Much of the footage is fascinating and magical, especially early on, when she rose out of the gospel traditions of New Jersey and vaulted to fame. Her famous mother (Cissie, who had an estimable career of her own as part of The Sweet Inspirations) chastens her about her technique and coaches her to perfection, while insisting she disregard what she hears on the radio from lesser talents like Janet Jackson.
Oftentimes, it’s easy to see how things slipped out of control for her. She had a years-long close relationship to out lesbian Robyn Crawford. Her marriage to Bobby Brown crumbled as her fame eclipsed his. Her father, it’s suggested, stole millions from her — then sued her for millions more when she fired him for mismanagement. Her brothers, hired to be her roadies and bodyguards, became her drug dealers.

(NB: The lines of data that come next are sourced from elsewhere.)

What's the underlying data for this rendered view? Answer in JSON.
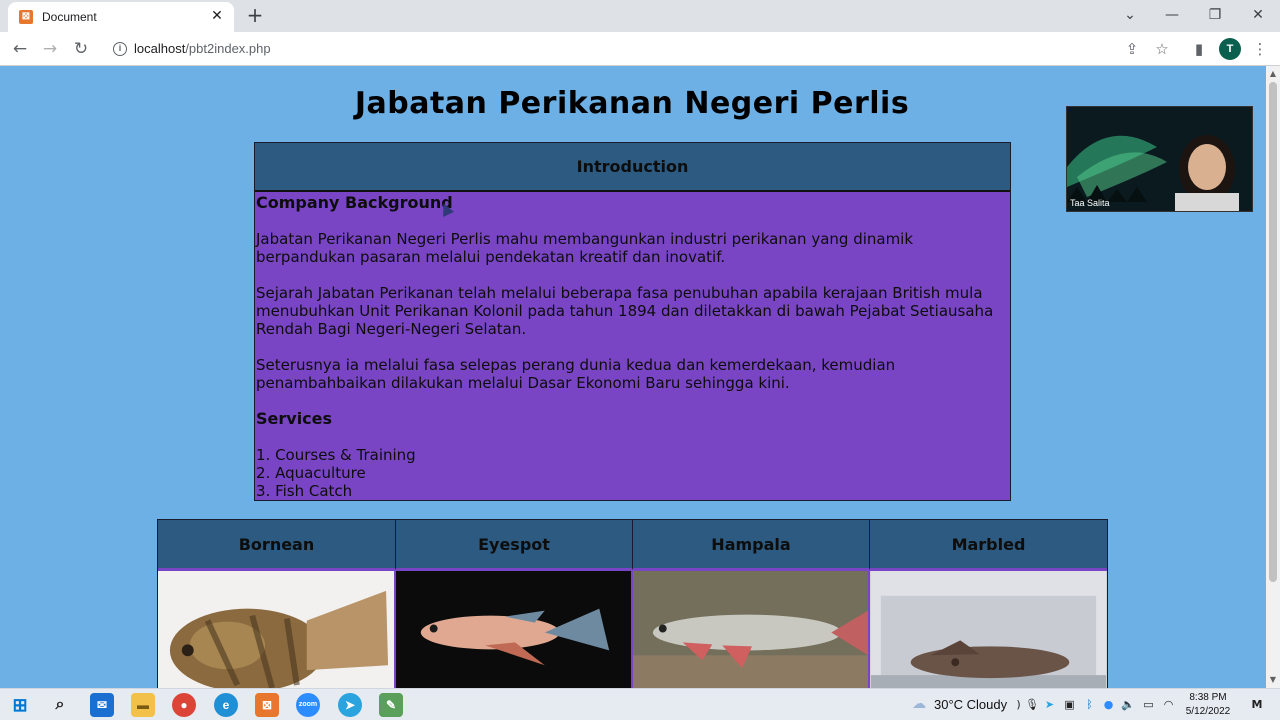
{
  "browser": {
    "tab_title": "Document",
    "tab_close": "✕",
    "new_tab": "+",
    "url_host": "localhost",
    "url_path": "/pbt2index.php",
    "profile_initial": "T",
    "icons": [
      "back-icon",
      "forward-icon",
      "reload-icon",
      "info-icon",
      "share-icon",
      "star-icon",
      "sidepanel-icon",
      "profile-avatar",
      "menu-icon"
    ],
    "window_controls": [
      "chevron-down-icon",
      "minimize-icon",
      "restore-icon",
      "close-icon"
    ]
  },
  "page": {
    "title": "Jabatan Perikanan Negeri Perlis",
    "intro_header": "Introduction",
    "company_heading": "Company Background",
    "paragraphs": [
      "Jabatan Perikanan Negeri Perlis mahu membangunkan industri perikanan yang dinamik berpandukan pasaran melalui pendekatan kreatif dan inovatif.",
      "Sejarah Jabatan Perikanan telah melalui beberapa fasa penubuhan apabila kerajaan British mula menubuhkan Unit Perikanan Kolonil pada tahun 1894 dan diletakkan di bawah Pejabat Setiausaha Rendah Bagi Negeri-Negeri Selatan.",
      "Seterusnya ia melalui fasa selepas perang dunia kedua dan kemerdekaan, kemudian penambahbaikan dilakukan melalui Dasar Ekonomi Baru sehingga kini."
    ],
    "services_heading": "Services",
    "services": [
      "1. Courses & Training",
      "2. Aquaculture",
      "3. Fish Catch"
    ],
    "fish": [
      "Bornean",
      "Eyespot",
      "Hampala",
      "Marbled"
    ],
    "colors": {
      "background": "#6cb0e6",
      "header": "#2c5a80",
      "body": "#7a45c5"
    }
  },
  "video": {
    "participant": "Taa Salita"
  },
  "taskbar": {
    "weather": "30°C  Cloudy",
    "time": "8:38 PM",
    "date": "5/12/2022",
    "apps": [
      "windows-icon",
      "search-icon",
      "mail-icon",
      "file-explorer-icon",
      "chrome-icon",
      "edge-icon",
      "xampp-icon",
      "zoom-icon",
      "telegram-icon",
      "notepad-icon"
    ]
  }
}
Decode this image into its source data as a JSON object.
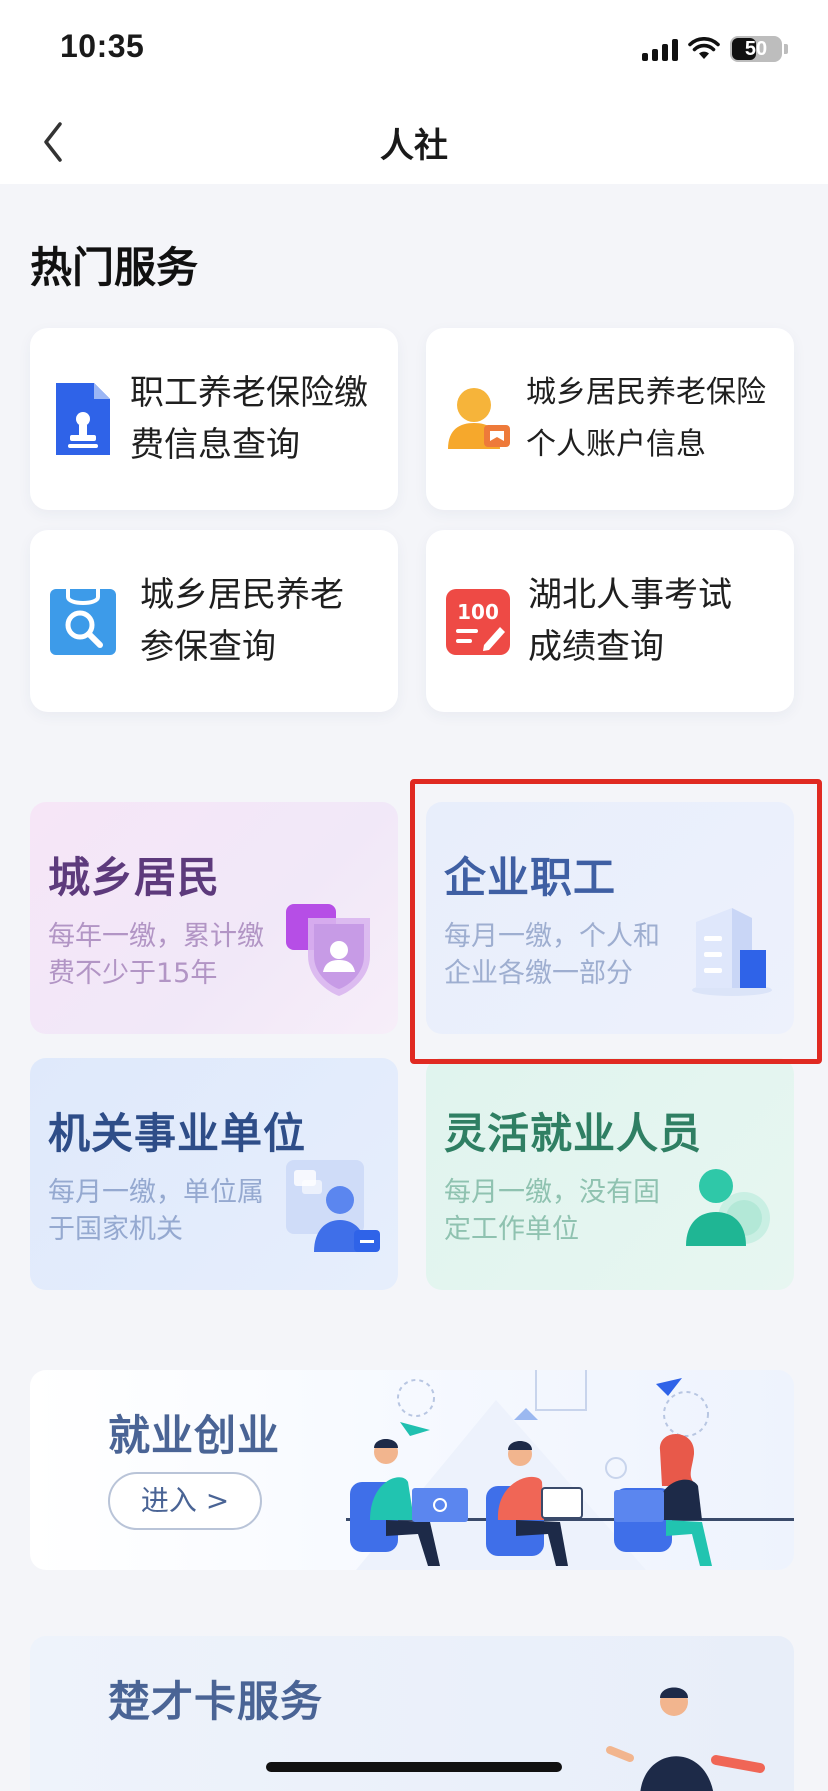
{
  "status_bar": {
    "time": "10:35",
    "battery": "50",
    "battery_level": 0.5
  },
  "nav": {
    "title": "人社"
  },
  "hot_services": {
    "title": "热门服务",
    "items": [
      {
        "label": "职工养老保险缴费信息查询",
        "line1": "职工养老保险缴",
        "line2": "费信息查询",
        "icon": "document-stamp-icon"
      },
      {
        "label": "城乡居民养老保险个人账户信息",
        "line1": "城乡居民养老保险",
        "line2": "个人账户信息",
        "icon": "person-account-icon"
      },
      {
        "label": "城乡居民养老参保查询",
        "line1": "城乡居民养老",
        "line2": "参保查询",
        "icon": "search-clipboard-icon"
      },
      {
        "label": "湖北人事考试成绩查询",
        "line1": "湖北人事考试",
        "line2": "成绩查询",
        "icon": "score-100-icon"
      }
    ]
  },
  "categories": [
    {
      "title": "城乡居民",
      "desc_line1": "每年一缴，累计缴",
      "desc_line2": "费不少于15年",
      "icon": "shield-person-icon"
    },
    {
      "title": "企业职工",
      "desc_line1": "每月一缴，个人和",
      "desc_line2": "企业各缴一部分",
      "icon": "building-icon"
    },
    {
      "title": "机关事业单位",
      "desc_line1": "每月一缴，单位属",
      "desc_line2": "于国家机关",
      "icon": "user-chat-icon"
    },
    {
      "title": "灵活就业人员",
      "desc_line1": "每月一缴，没有固",
      "desc_line2": "定工作单位",
      "icon": "person-disc-icon"
    }
  ],
  "banners": [
    {
      "title": "就业创业",
      "button": "进入 >"
    },
    {
      "title": "楚才卡服务"
    }
  ],
  "colors": {
    "highlight": "#e02a22",
    "blue_icon": "#2f63e8",
    "orange_icon": "#f6b43a",
    "red_icon": "#ee4a45"
  }
}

In the end, it appears Houston succumbed to her own worst impulses. True, as one of the interviewees reveals, people treated her “like an ATM.” But she was doing the same with her money — and while it was hers to spend as she pleased — the drugs she splurged on kept her oblivious to how she was being handled.
In the end. she wound up dead at 48 in a bathtub at the Beverly Hilton in downtown LA. Upstairs, the pre-Grammy party she was supposed to attend hosted by her mentor, Clive Davis, went on uninterrupted. Reporters flocked to the scene to get quotes about her passing. Some watched the sad news on CNN; others chose to party on, since Britney Spears and Kim Kardashian were walking the red carpet just then.
Last modified: April 23, 2019